This love was a profound devotion that could regulate selfish desire and render it innocent; proof of such devotion could be found in heroic acts of self-sacrifice or self-denial. However, such heroic acts included heroic adherence to gender norms and gendered ideals of self-presentation and self-discipline. This was a high price to pay for the legitimacy lovers sought to win. Nonetheless, it was a price that generations of lovers and would-be lovers did pay.
Relying on a wealth of recent research into the social and cultural history of the lay aristocracy in the period, Reddy is able to show that courtly love smoothly integrated existing aristocratic values, and permitted aristocrats to legitimate at least some sexual practices long familiar to them. Courtly love, romantic love, was born as a movement of covert resistance.
These facets of the twelfth-century making of romantic love in Europe are much more evident when one sets European developments in a comparative framework. As Reddy shows, in twelfth-century Bengal and Orissa, and in eleventh-century Heian Japan, there was no doctrine of desire, no notion of sexual “appetite,” as the Christian theologians called it. As a result, there was no need to elaborate a heroic vision of a love capable of regulating appetite and cleansing it. Whether one looks at the Gitagovinda of Jayadeva, the bhakti temple worship practiced at Puri, the multiple love affairs of Heian aristocrats, or the timeless classics of love literature, such as The Tale of Genji, penned by Heian women, one finds no reference to sexual desire as a bodily appetite or drive. In some Orissan temples, sexual love, shringara rasa, which culminated in divine sexual play, was regarded as the most sacred facet of the relationship between humans and the gods. In that strain of Buddhism most popular in Heian Japan, all wishes and longings were regarded as frustrating, as the very cause of suffering. Like Amida Buddha, Heian lovers sought to offer each other compassion and a taste of that elegance that shone in the court of the semi-divine emperor.

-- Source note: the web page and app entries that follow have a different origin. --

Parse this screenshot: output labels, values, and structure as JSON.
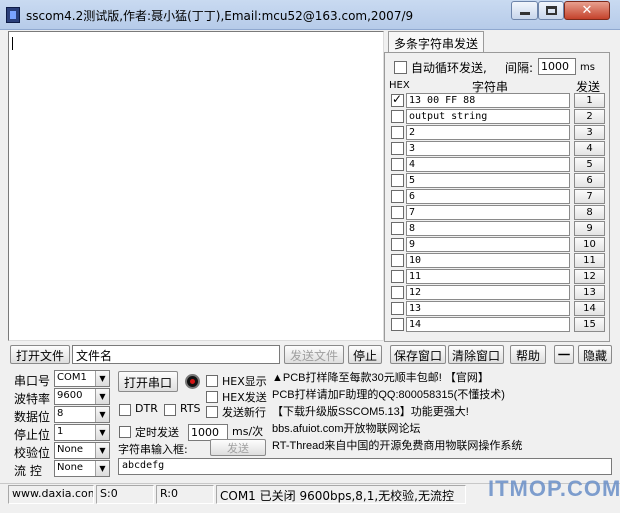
{
  "window": {
    "title": "sscom4.2测试版,作者:聂小猛(丁丁),Email:mcu52@163.com,2007/9"
  },
  "multi_send": {
    "tab_label": "多条字符串发送",
    "auto_loop_label": "自动循环发送,",
    "auto_loop_checked": false,
    "interval_label": "间隔:",
    "interval_value": "1000",
    "interval_unit": "ms",
    "col_hex": "HEX",
    "col_string": "字符串",
    "col_send": "发送",
    "rows": [
      {
        "hex": true,
        "text": "13 00 FF 88",
        "send": "1"
      },
      {
        "hex": false,
        "text": "output string",
        "send": "2"
      },
      {
        "hex": false,
        "text": "2",
        "send": "3"
      },
      {
        "hex": false,
        "text": "3",
        "send": "4"
      },
      {
        "hex": false,
        "text": "4",
        "send": "5"
      },
      {
        "hex": false,
        "text": "5",
        "send": "6"
      },
      {
        "hex": false,
        "text": "6",
        "send": "7"
      },
      {
        "hex": false,
        "text": "7",
        "send": "8"
      },
      {
        "hex": false,
        "text": "8",
        "send": "9"
      },
      {
        "hex": false,
        "text": "9",
        "send": "10"
      },
      {
        "hex": false,
        "text": "10",
        "send": "11"
      },
      {
        "hex": false,
        "text": "11",
        "send": "12"
      },
      {
        "hex": false,
        "text": "12",
        "send": "13"
      },
      {
        "hex": false,
        "text": "13",
        "send": "14"
      },
      {
        "hex": false,
        "text": "14",
        "send": "15"
      }
    ]
  },
  "filebar": {
    "open_file": "打开文件",
    "filename": "文件名",
    "send_file": "发送文件",
    "stop": "停止",
    "save_window": "保存窗口",
    "clear_window": "清除窗口",
    "help": "帮助",
    "dash": "一",
    "hide": "隐藏"
  },
  "settings": {
    "port_label": "串口号",
    "port_value": "COM1",
    "baud_label": "波特率",
    "baud_value": "9600",
    "databits_label": "数据位",
    "databits_value": "8",
    "stopbits_label": "停止位",
    "stopbits_value": "1",
    "parity_label": "校验位",
    "parity_value": "None",
    "flow_label": "流 控",
    "flow_value": "None"
  },
  "controls": {
    "open_port": "打开串口",
    "hex_show": "HEX显示",
    "hex_send": "HEX发送",
    "dtr": "DTR",
    "rts": "RTS",
    "send_newline": "发送新行",
    "timed_send": "定时发送",
    "timer_value": "1000",
    "timer_unit": "ms/次",
    "input_label": "字符串输入框:",
    "send": "发送",
    "send_text": "abcdefg"
  },
  "ads": [
    "▲PCB打样降至每款30元顺丰包邮! 【官网】",
    "PCB打样请加F助理的QQ:800058315(不懂技术)",
    "【下载升级版SSCOM5.13】功能更强大!",
    "bbs.afuiot.com开放物联网论坛",
    "RT-Thread来自中国的开源免费商用物联网操作系统"
  ],
  "status": {
    "url": "www.daxia.com",
    "s": "S:0",
    "r": "R:0",
    "port_status": "COM1 已关闭  9600bps,8,1,无校验,无流控"
  },
  "watermark": "ITMOP.COM"
}
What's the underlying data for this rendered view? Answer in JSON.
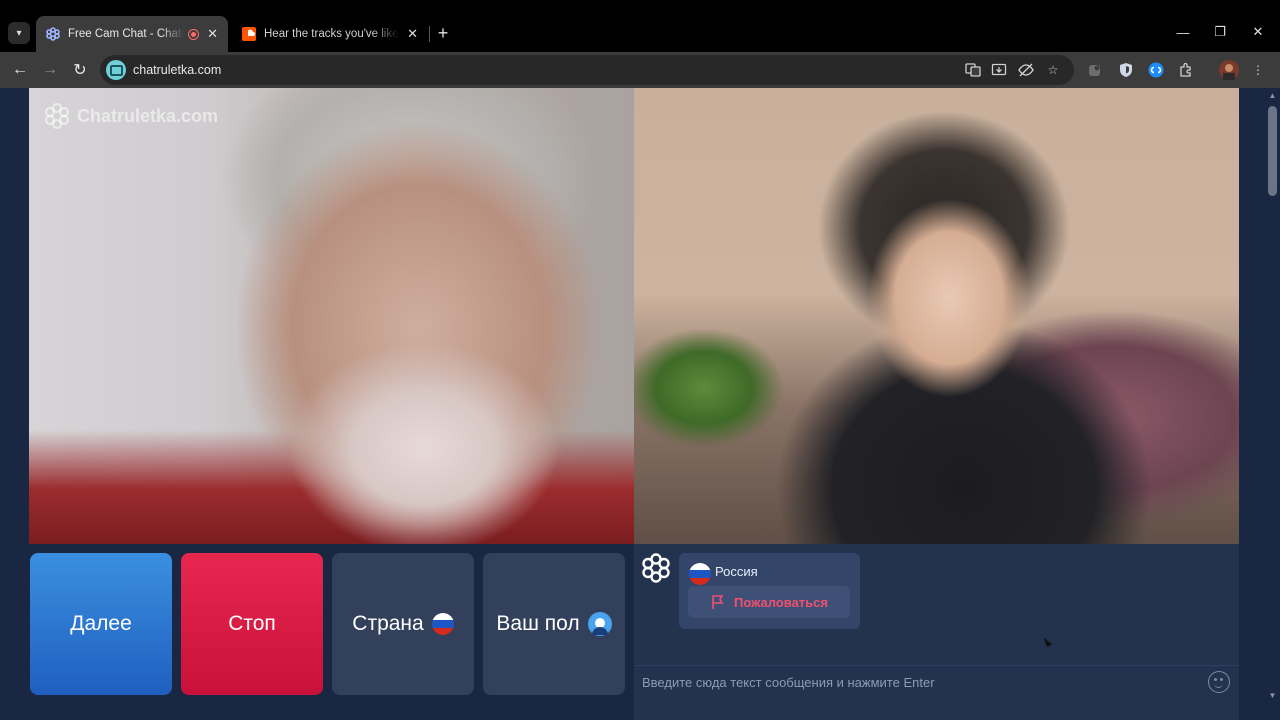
{
  "browser": {
    "tabs": [
      {
        "title": "Free Cam Chat - Chatruletka",
        "active": true
      },
      {
        "title": "Hear the tracks you've liked: on SoundCloud",
        "active": false
      }
    ],
    "url": "chatruletka.com",
    "new_tab": "+",
    "window_controls": {
      "minimize": "—",
      "restore": "❐",
      "close": "✕"
    }
  },
  "page": {
    "watermark": "Chatruletka.com",
    "buttons": {
      "next": "Далее",
      "stop": "Стоп",
      "country": "Страна",
      "gender": "Ваш пол"
    },
    "chat": {
      "partner_country": "Россия",
      "report": "Пожаловаться",
      "input_placeholder": "Введите сюда текст сообщения и нажмите Enter"
    },
    "colors": {
      "next": "#2a7ad6",
      "stop": "#e01b47",
      "report": "#f0506e",
      "page_bg": "#1a2742"
    }
  }
}
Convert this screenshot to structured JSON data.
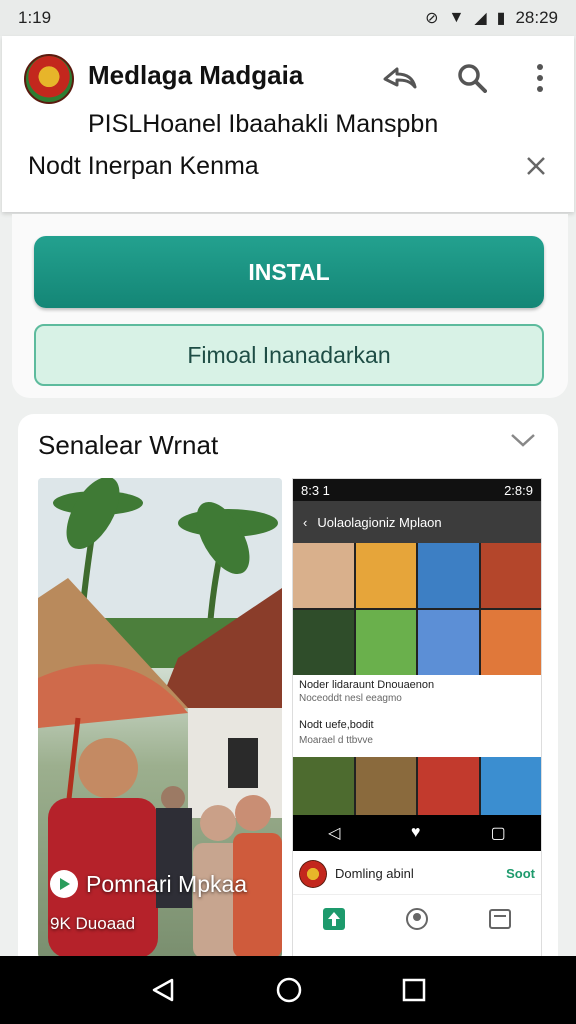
{
  "status_bar": {
    "time": "1:19",
    "clock": "28:29"
  },
  "app_bar": {
    "title": "Medlaga Madgaia",
    "subtitle": "PISLHoanel Ibaahakli Manspbn",
    "notice": "Nodt Inerpan Kenma",
    "icons": [
      "share-icon",
      "search-icon",
      "more-icon",
      "close-icon"
    ]
  },
  "actions": {
    "install_label": "INSTAL",
    "secondary_label": "Fimoal Inanadarkan",
    "accent_color": "#148676"
  },
  "gallery": {
    "title": "Senalear Wrnat",
    "screenshot1": {
      "label": "Pomnari Mpkaa",
      "sublabel": "9K Duoaad"
    },
    "screenshot2": {
      "status_time": "8:3 1",
      "status_right": "2:8:9",
      "header": "Uolaolagioniz Mplaon",
      "caption1": "Noder lidaraunt Dnouaenon",
      "caption1_sub": "Noceoddt nesl eeagmo",
      "row2_title": "Nodt uefe,bodit",
      "row2_sub": "Moarael d ttbvve",
      "app_name": "Domling abinl",
      "app_action": "Soot"
    }
  }
}
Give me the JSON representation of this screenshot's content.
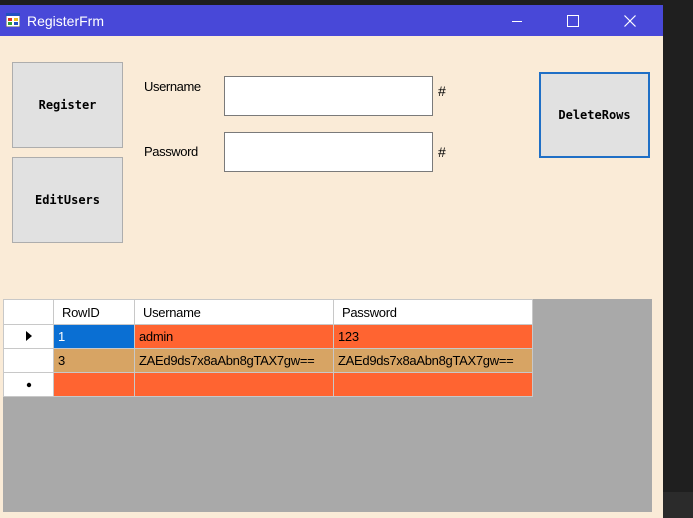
{
  "window": {
    "title": "RegisterFrm"
  },
  "colors": {
    "form_bg": "#faebd7",
    "titlebar": "#4848d8",
    "row_red": "#ff6431",
    "row_tan": "#d7a464",
    "selected": "#0a6fd3"
  },
  "buttons": {
    "register": "Register",
    "edit_users": "EditUsers",
    "delete_rows": "DeleteRows"
  },
  "fields": {
    "username_label": "Username",
    "password_label": "Password",
    "username_value": "",
    "password_value": "",
    "username_suffix": "#",
    "password_suffix": "#"
  },
  "grid": {
    "columns": [
      "RowID",
      "Username",
      "Password"
    ],
    "rows": [
      {
        "indicator": "current-row-arrow",
        "rowid": "1",
        "username": "admin",
        "password": "123"
      },
      {
        "indicator": "",
        "rowid": "3",
        "username": "ZAEd9ds7x8aAbn8gTAX7gw==",
        "password": "ZAEd9ds7x8aAbn8gTAX7gw=="
      }
    ],
    "new_row_indicator": "new-row-asterisk"
  }
}
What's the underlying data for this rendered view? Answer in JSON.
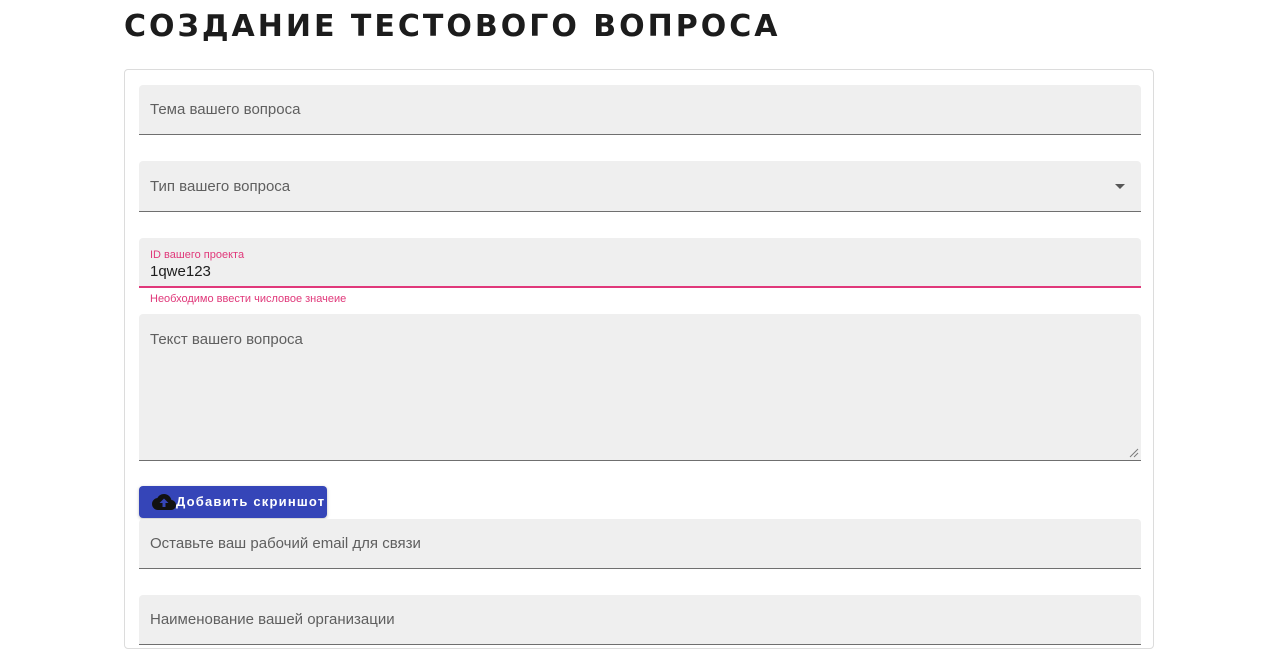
{
  "page": {
    "title": "СОЗДАНИЕ ТЕСТОВОГО ВОПРОСА"
  },
  "form": {
    "topic": {
      "placeholder": "Тема вашего вопроса"
    },
    "type": {
      "placeholder": "Тип вашего вопроса",
      "icon": "dropdown-arrow-icon"
    },
    "project_id": {
      "label": "ID вашего проекта",
      "value": "1qwe123",
      "error": "Необходимо ввести числовое значеие"
    },
    "question_text": {
      "placeholder": "Текст вашего вопроса",
      "icon": "resize-handle-icon"
    },
    "upload_button": {
      "label": "Добавить скриншот",
      "icon": "cloud-upload-icon"
    },
    "email": {
      "placeholder": "Оставьте ваш рабочий email для связи"
    },
    "organization": {
      "placeholder": "Наименование вашей организации"
    }
  },
  "colors": {
    "accent_error": "#e0387a",
    "button_primary": "#3545b8",
    "field_background": "#efefef",
    "title_text": "#1c1c1c"
  }
}
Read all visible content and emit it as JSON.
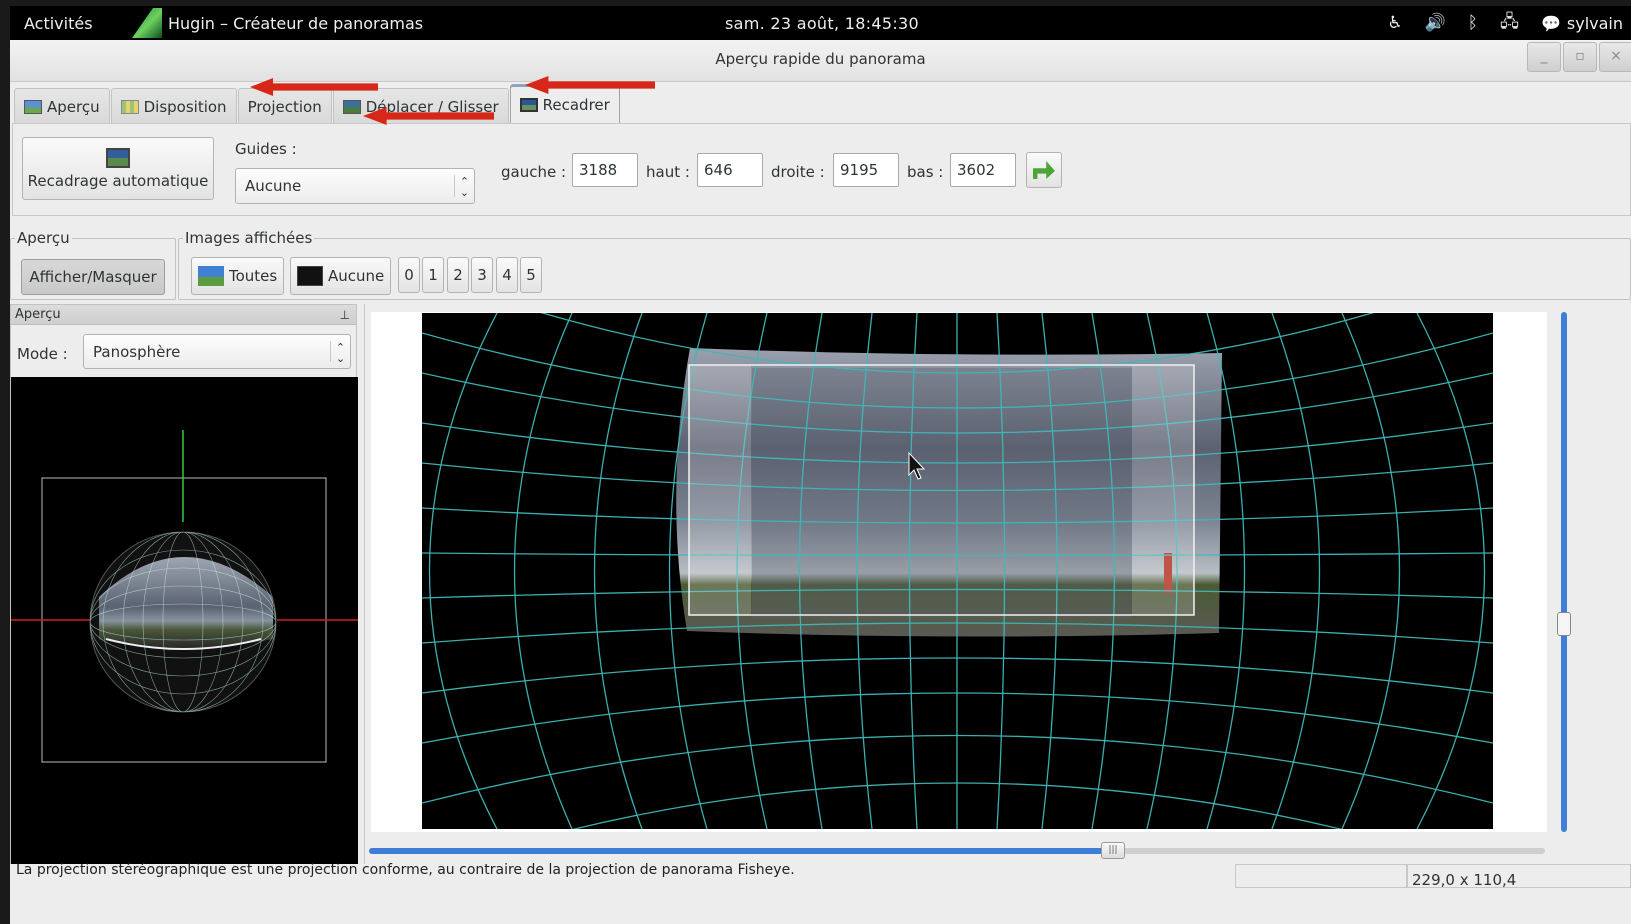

These points of contrast permit one to identify the peculiar features of Western practices more accurately, and to show that the form of heroic mutual devotion characteristic of Western romantic love was made, at a specific point in time, by individuals seeking a refuge from the blanket condemnations by the Church of a kind of “desire” which, itself, did not admit the possibility of love. If romantic love lives on in a similar form today, it may be in part because various doctrines of desire continue to deny its possibility.